Where our Town Board meets

If you believe that honest disagreement and respectful dissent hold no place in Enfield politics—that they constitute political incorrectness of some new, different sort—then, please vote for somebody else. You are choosing the momentary bliss of Kumbaya consensus over the rough-and-tumble independence of American Democracy.  You are asking to construct a political Town of Enfield that no longer reflects the principles and liberties of our historic past, but rather resembles the lock-stepped compelled allegiance of North Korea.

Back to that letter, but just briefly. Only under the Culture of Control is a citizen—namely me—seen as “shouting down board members,” when that citizen merely rises to exercise a meticulously-timed, three-minute Privilege-of-the-Floor; and  then delivers a pointed, tempered, yet carefully-crafted critique with the vocal command of an experienced broadcaster.  Only under the Culture of Control is that resident (and candidate) faulted for allegedly “speaking against resident appeals for action on issues relating to safety, pollution and quality of life,” when that citizen has done nothing worse than disagree with the Board’s prevailing opinion on matters of wind power, solar farms, budgeting, or the management of town cemeteries.

And only under the Culture of Control does the Supervisor’s ally hold a citizen out of line when that citizen boldly challenges the Supervisor’s attempt to exploit State law and double her own term of office in the next election.  After I spoke out—and took the arrows for having done so—the Supervisor quietly retreated.  I’m glad I raised my hand.

In an Enfield Democrats’ Google Groups posting September 23rd, the Supervisor articulated how she believes the Town Board has—and should—resolve disagreements:

“Those disagreements are thoughtfully discussed, opinions and ideas are shared that help us move to terms that are more palatable to all of those who have a vote at the table, and when we agree finally, we present to the Public for Hearing when necessary, or Privilege in each meeting, and discuss further concerns and solutions…. If we can’t come to agreement, the person who moved the issue will pull it and it’s put to rest” [Emphasis added].

With all due respect, the Supervisor’s governing philosophy may explain why so many political cans get kicked down Enfield Main Road.  Sometimes, talk must yield to action.  Cast Kumbaya aside.  Vote!  Three-to-Two; or Four-to-One.  Motion passed.  Next item.

Afterwards, we should look forward, not back.  With no hard feelings, we acknowledge victory or defeat.  We shake hands.  We then go home as One Enfield; as colleagues, maybe friends.
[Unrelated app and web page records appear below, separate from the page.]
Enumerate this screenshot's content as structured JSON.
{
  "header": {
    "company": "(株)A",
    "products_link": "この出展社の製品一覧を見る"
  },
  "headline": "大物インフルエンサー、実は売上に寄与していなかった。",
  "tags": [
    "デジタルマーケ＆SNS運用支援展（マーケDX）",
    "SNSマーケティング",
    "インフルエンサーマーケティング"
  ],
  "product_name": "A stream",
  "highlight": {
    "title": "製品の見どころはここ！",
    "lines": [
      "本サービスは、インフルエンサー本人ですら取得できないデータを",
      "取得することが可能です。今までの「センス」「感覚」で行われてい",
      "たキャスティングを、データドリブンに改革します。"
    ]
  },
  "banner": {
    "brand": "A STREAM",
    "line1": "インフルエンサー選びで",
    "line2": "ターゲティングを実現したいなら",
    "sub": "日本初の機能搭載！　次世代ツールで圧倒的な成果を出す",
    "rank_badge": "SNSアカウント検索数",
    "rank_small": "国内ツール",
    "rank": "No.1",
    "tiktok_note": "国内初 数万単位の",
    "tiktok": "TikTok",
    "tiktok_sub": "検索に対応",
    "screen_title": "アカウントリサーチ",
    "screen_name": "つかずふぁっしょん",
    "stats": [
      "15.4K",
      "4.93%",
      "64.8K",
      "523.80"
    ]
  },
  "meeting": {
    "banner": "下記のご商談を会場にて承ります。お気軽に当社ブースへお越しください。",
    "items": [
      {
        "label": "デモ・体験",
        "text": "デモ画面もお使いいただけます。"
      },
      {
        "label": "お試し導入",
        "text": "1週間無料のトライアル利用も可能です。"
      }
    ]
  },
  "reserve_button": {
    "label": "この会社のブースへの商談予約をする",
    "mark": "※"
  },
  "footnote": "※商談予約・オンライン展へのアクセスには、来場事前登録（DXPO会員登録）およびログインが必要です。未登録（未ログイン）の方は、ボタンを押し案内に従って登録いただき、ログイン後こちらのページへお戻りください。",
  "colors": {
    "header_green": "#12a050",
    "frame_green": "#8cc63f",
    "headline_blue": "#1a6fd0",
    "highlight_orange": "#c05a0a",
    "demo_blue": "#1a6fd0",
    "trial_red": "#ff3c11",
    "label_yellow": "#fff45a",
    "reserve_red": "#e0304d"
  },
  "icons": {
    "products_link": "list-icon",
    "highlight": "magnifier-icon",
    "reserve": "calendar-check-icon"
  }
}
The Supervisor and I hold different governing philosophies, to be sure.  That’s fine.  I can accommodate difference.  When unanimity proves impossible, compromise is the next best choice.  When compromise, too, proves elusive, decisions must still be made.  That’s American Democracy.  I’m willing to reach across the Town Board’s table to resolve our differing opinions.  Can others say the same?
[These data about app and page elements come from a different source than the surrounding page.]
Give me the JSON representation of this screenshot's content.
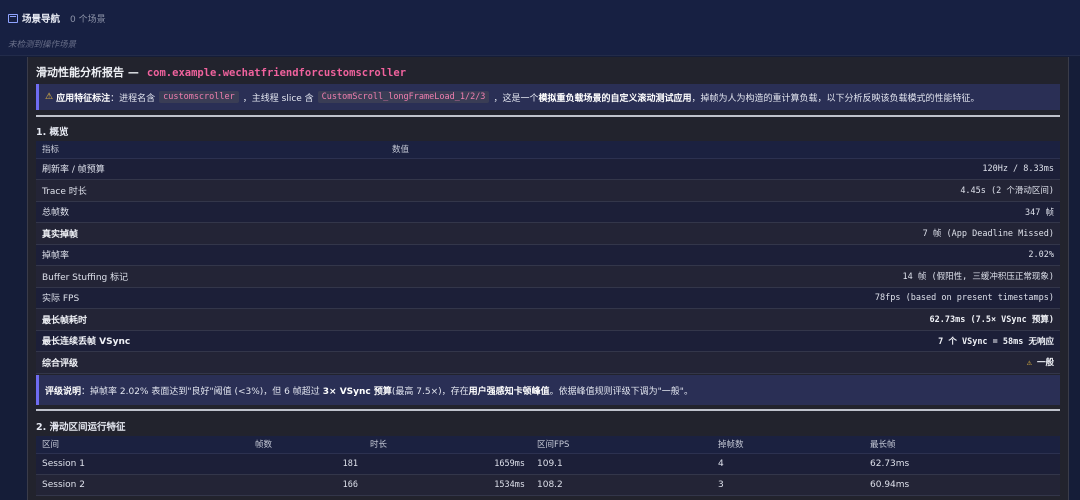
{
  "nav": {
    "title": "场景导航",
    "count": "0 个场景",
    "empty": "未检测到操作场景"
  },
  "report": {
    "title": "滑动性能分析报告 —",
    "package": "com.example.wechatfriendforcustomscroller"
  },
  "feature_note": {
    "label": "应用特征标注",
    "t1": "：进程名含",
    "code1": "customscroller",
    "t2": "，主线程 slice 含",
    "code2": "CustomScroll_longFrameLoad_1/2/3",
    "t3": "，这是一个",
    "bold1": "模拟重负载场景的自定义滚动测试应用",
    "t4": "，掉帧为人为构造的重计算负载，以下分析反映该负载模式的性能特征。"
  },
  "overview": {
    "section_title": "1. 概览",
    "col_metric": "指标",
    "col_value": "数值",
    "rows": [
      {
        "metric": "刷新率 / 帧预算",
        "value": "120Hz / 8.33ms"
      },
      {
        "metric": "Trace 时长",
        "value": "4.45s (2 个滑动区间)"
      },
      {
        "metric": "总帧数",
        "value": "347 帧"
      },
      {
        "metric": "真实掉帧",
        "value": "7 帧 (App Deadline Missed)"
      },
      {
        "metric": "掉帧率",
        "value": "2.02%"
      },
      {
        "metric": "Buffer Stuffing 标记",
        "value": "14 帧 (假阳性, 三缓冲积压正常现象)"
      },
      {
        "metric": "实际 FPS",
        "value": "78fps (based on present timestamps)"
      },
      {
        "metric": "最长帧耗时",
        "value": "62.73ms (7.5× VSync 预算)"
      },
      {
        "metric": "最长连续丢帧 VSync",
        "value": "7 个 VSync = 58ms 无响应"
      },
      {
        "metric": "综合评级",
        "value": "一般"
      }
    ]
  },
  "rating_note": {
    "label": "评级说明",
    "t1": "：掉帧率 2.02% 表面达到\"良好\"阈值 (<3%)，但 6 帧超过",
    "bold1": "3× VSync 预算",
    "t2": " (最高 7.5×)，存在",
    "bold2": "用户强感知卡顿峰值",
    "t3": "。依据峰值规则评级下调为\"一般\"。"
  },
  "sessions": {
    "section_title": "2. 滑动区间运行特征",
    "headers": [
      "区间",
      "帧数",
      "时长",
      "区间FPS",
      "掉帧数",
      "最长帧"
    ],
    "rows": [
      {
        "name": "Session 1",
        "frames": "181",
        "duration": "1659ms",
        "fps": "109.1",
        "drops": "4",
        "longest": "62.73ms"
      },
      {
        "name": "Session 2",
        "frames": "166",
        "duration": "1534ms",
        "fps": "108.2",
        "drops": "3",
        "longest": "60.94ms"
      }
    ]
  },
  "colors": {
    "background": "#151d38",
    "panel": "#22232d",
    "accent_pink": "#f0629d",
    "callout_border": "#6f6cf0",
    "warning": "#f5c542"
  }
}
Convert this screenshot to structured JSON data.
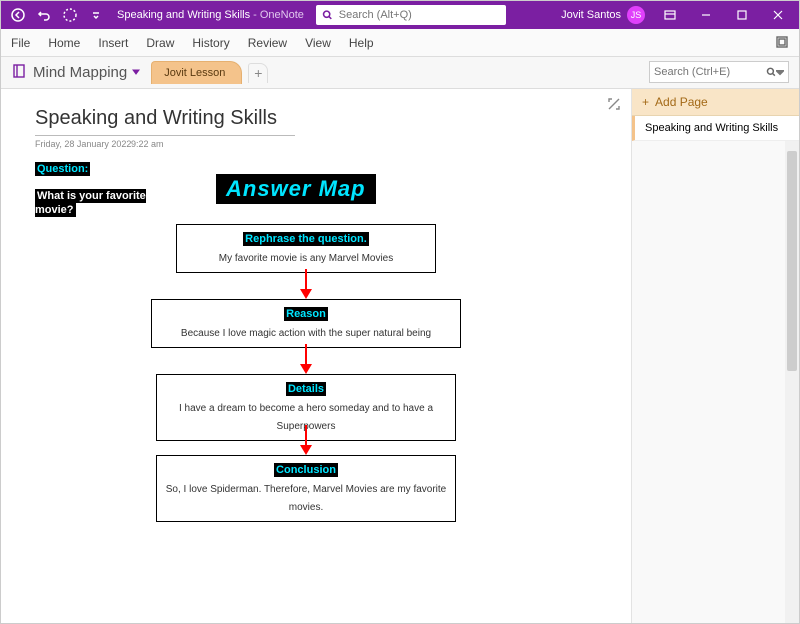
{
  "titlebar": {
    "doc_name": "Speaking and Writing Skills",
    "app_name": "OneNote",
    "separator": " - ",
    "search_placeholder": "Search (Alt+Q)",
    "user_name": "Jovit Santos",
    "user_initials": "JS"
  },
  "ribbon": {
    "tabs": [
      "File",
      "Home",
      "Insert",
      "Draw",
      "History",
      "Review",
      "View",
      "Help"
    ]
  },
  "navrow": {
    "notebook_name": "Mind Mapping",
    "section_name": "Jovit Lesson",
    "add_tab_glyph": "+",
    "page_search_placeholder": "Search (Ctrl+E)"
  },
  "page_panel": {
    "add_page_label": "Add Page",
    "add_page_glyph": "+",
    "pages": [
      "Speaking and Writing Skills"
    ]
  },
  "page": {
    "title": "Speaking and Writing Skills",
    "date": "Friday, 28 January 2022",
    "time": "9:22 am",
    "question_label": "Question:",
    "question_text": "What is your favorite movie?",
    "answer_map_title": "Answer Map",
    "boxes": [
      {
        "head": "Rephrase the question.",
        "text": "My favorite movie is any Marvel Movies"
      },
      {
        "head": "Reason",
        "text": "Because I love magic action with the super natural being"
      },
      {
        "head": "Details",
        "text": "I have a  dream to become a hero someday and to have a Superpowers"
      },
      {
        "head": "Conclusion",
        "text": "So, I love Spiderman. Therefore, Marvel Movies are my favorite movies."
      }
    ]
  },
  "colors": {
    "brand": "#7b1fa2",
    "section_tab": "#f4c38b",
    "highlight_cyan": "#00e5ff",
    "arrow": "#ff0000"
  }
}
But when you read that mailbox letter, don’t be too critical of my fellow Councilperson candidates.  They, too, rely largely upon hearsay.  Neither has attended enough meetings this year to witness my cited interactions with the Board first-hand.  These candidates believe only what others tell them.  They may assume fiction to be fact.
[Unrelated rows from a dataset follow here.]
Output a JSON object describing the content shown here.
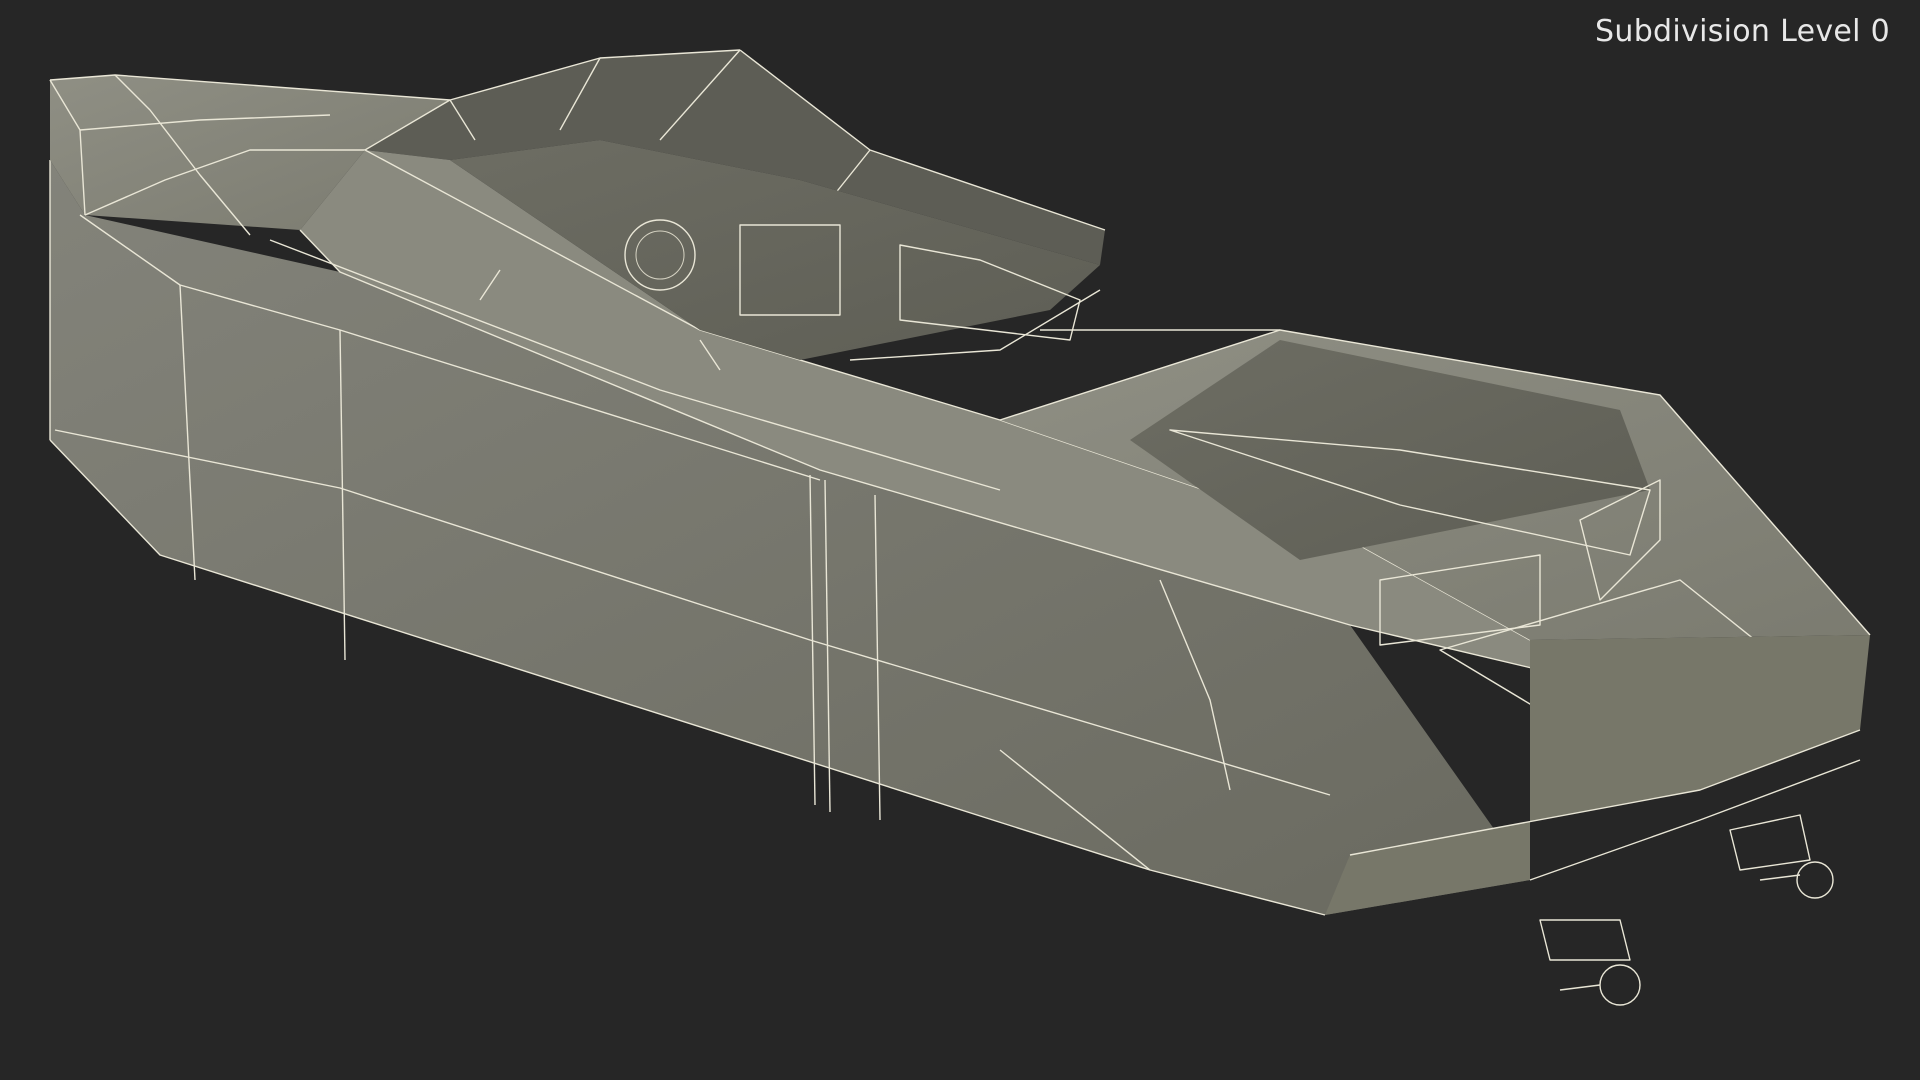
{
  "viewport": {
    "label": "Subdivision Level 0",
    "background": "#262626"
  },
  "model": {
    "shading_dark": "#6f6f64",
    "shading_mid": "#7e7e72",
    "shading_light": "#8c8c80",
    "wire_color": "#e9e6d6"
  }
}
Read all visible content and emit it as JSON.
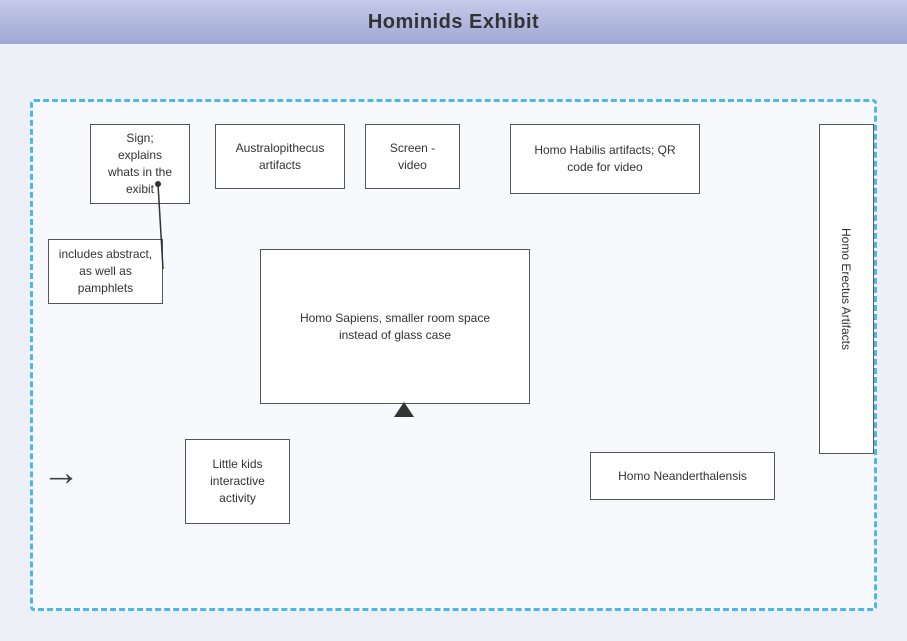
{
  "title": "Hominids Exhibit",
  "boxes": {
    "sign": {
      "label": "Sign;\nexplains\nwhats in the\nexibit"
    },
    "australopithecus": {
      "label": "Australopithecus\nartifacts"
    },
    "screen_video": {
      "label": "Screen -\nvideo"
    },
    "homo_habilis": {
      "label": "Homo Habilis artifacts; QR\ncode for video"
    },
    "homo_sapiens": {
      "label": "Homo Sapiens, smaller room space\ninstead of glass case"
    },
    "homo_erectus": {
      "label": "Homo Erectus Artifacts"
    },
    "little_kids": {
      "label": "Little kids\ninteractive\nactivity"
    },
    "homo_neanderthalensis": {
      "label": "Homo Neanderthalensis"
    },
    "pamphlets": {
      "label": "includes abstract,\nas well as\npamphlets"
    }
  },
  "arrow": {
    "symbol": "→"
  }
}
Our Election Day Polling Place

Upon first hearing of my detractors’ appraisal Friday, the 25th, I could have gotten mad.  I could have gotten even.  No, instead, I got to work.  I headed out in my pickup and drove the roads of Enfield.  I shook more hands; planted more signs; made more friends.  It was arguably the best afternoon of my campaign.  These are my people.  These are Enfield’s grassroots.  And to them, mud doesn’t stick.

To the Other Team’s criticisms of me, I will not respond in kind, but rather with words of civility and reason.  I must.  Because you, my supporters, my people, matter too much for me to drive any route other than the High RoadThat road leads to the Living Water Church, our polling place, on Election Day, Tuesday November 5th.  Join me for the journey… to there, and beyond.

Peace; Victory.